Take it to print.
When a disgruntled military analyst has finally had enough of the way the government is handling the Vietnam War, he leaks several documents to a few papers. The New York Times publishes them first, then feels the wrath of President Nixon. Then they fall into the hands of Washington Post reporter, Ben Bagdikian (Bob Odenkirk) He brings them to his boss, Ben Bradlee (Tom Hanks) who must convince his boss, Kay Graham (Meryl Streep) who just took her company public and still faces many obstacles being a woman owning a newspaper to publish them.
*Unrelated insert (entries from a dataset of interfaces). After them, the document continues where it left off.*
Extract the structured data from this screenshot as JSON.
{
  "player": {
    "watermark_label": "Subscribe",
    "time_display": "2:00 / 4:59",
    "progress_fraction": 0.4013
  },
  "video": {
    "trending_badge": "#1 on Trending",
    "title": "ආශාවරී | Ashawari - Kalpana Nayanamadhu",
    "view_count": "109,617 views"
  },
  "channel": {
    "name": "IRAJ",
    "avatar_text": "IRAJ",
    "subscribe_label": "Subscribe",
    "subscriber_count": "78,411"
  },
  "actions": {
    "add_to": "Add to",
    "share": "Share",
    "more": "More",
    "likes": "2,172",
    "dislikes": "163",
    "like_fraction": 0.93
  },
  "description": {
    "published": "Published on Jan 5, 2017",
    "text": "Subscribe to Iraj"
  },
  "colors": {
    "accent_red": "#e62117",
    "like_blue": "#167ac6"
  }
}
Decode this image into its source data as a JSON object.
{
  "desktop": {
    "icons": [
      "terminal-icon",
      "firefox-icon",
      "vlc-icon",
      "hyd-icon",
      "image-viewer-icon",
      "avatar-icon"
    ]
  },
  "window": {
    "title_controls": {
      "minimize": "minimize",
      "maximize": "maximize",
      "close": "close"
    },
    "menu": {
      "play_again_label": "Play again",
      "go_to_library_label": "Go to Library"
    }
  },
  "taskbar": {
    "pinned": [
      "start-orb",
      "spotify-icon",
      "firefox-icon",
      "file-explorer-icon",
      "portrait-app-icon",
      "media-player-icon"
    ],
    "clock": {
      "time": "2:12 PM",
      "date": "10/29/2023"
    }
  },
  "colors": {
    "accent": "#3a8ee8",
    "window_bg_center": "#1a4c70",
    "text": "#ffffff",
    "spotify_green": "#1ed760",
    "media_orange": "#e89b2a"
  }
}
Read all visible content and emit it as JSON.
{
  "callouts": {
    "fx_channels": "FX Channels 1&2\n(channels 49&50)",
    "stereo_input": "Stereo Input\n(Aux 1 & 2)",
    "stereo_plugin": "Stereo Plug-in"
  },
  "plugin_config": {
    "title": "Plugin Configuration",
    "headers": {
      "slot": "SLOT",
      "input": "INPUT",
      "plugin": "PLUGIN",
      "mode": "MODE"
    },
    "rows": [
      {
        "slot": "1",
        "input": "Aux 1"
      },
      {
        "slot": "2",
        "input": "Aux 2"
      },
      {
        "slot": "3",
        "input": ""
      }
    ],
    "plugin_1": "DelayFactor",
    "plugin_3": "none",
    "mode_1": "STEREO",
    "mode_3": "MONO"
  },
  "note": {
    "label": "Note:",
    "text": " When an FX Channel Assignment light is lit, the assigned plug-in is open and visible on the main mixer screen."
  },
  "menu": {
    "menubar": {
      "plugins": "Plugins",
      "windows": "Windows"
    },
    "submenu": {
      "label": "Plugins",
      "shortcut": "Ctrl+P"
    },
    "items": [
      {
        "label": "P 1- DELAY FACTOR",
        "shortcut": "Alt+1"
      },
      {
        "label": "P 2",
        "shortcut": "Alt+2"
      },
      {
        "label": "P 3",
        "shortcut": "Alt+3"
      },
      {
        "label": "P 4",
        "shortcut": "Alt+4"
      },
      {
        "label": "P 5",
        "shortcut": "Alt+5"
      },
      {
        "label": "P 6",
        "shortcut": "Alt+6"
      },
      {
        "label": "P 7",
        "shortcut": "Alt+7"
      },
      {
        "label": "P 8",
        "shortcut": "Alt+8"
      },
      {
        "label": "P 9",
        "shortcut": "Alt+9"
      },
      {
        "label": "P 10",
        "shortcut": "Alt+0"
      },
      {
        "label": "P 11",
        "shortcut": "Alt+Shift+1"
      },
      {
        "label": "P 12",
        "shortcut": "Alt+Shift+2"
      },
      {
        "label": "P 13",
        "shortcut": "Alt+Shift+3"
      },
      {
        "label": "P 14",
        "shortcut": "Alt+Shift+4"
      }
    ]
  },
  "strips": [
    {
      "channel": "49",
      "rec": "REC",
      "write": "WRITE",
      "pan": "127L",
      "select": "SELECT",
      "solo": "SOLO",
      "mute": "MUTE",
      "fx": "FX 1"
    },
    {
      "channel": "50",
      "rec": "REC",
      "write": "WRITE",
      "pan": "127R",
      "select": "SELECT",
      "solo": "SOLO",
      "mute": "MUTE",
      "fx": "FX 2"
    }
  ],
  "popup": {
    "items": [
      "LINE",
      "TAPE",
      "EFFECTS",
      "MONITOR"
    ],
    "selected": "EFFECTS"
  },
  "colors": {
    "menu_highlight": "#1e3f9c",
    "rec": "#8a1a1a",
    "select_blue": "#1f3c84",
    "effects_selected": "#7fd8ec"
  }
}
I had to laugh at a comment I read about this film elsewhere. It went something like "Oh, Steven Spielberg made a great movie with great performances by Tom Hanks and Meryl Streep.........and?" You know you make a lot of solid films when expectations are so high that even "great" is nothing to write home about.
For the record, The Post is a good movie. But even with so much talent, it doesn't live up to more recent journalism movies. The stakes don't feel nearly as high, even though they technically are. Revealing secrets about the Vietnam war is important. It's arguably on par with Spotlight revealing the horrors of the Catholic Church. It should feel more important than when Truth tried to report George W. Bush's draft dodging, but I never felt the clock here. I never felt invested in anyone other than Meryl's Kay.
Meryl Streep gives probably her best performance in years here. We're so used to powerful, assertive Meryl that seeing her play the meek and sometimes insecure Kay felt so different. The only other two characters that get to show any personality here are the ones played by Hanks and Odenkirk, and they're fine too.
It sounds a bit like I'm hating on this movie, but I'm not. It's a good film. I just think it has the misfortune of following a near perfect film about a newspaper in Spotlight. (I know I'm in the minority with liking Truth. I feel like no one else cared for it.) Speilberg to his credit does elevate it. I think in the hands of another director this film could've been very boring.
Memorable Quote: "How likely?" - Roger Clark (Jesse Plemmons)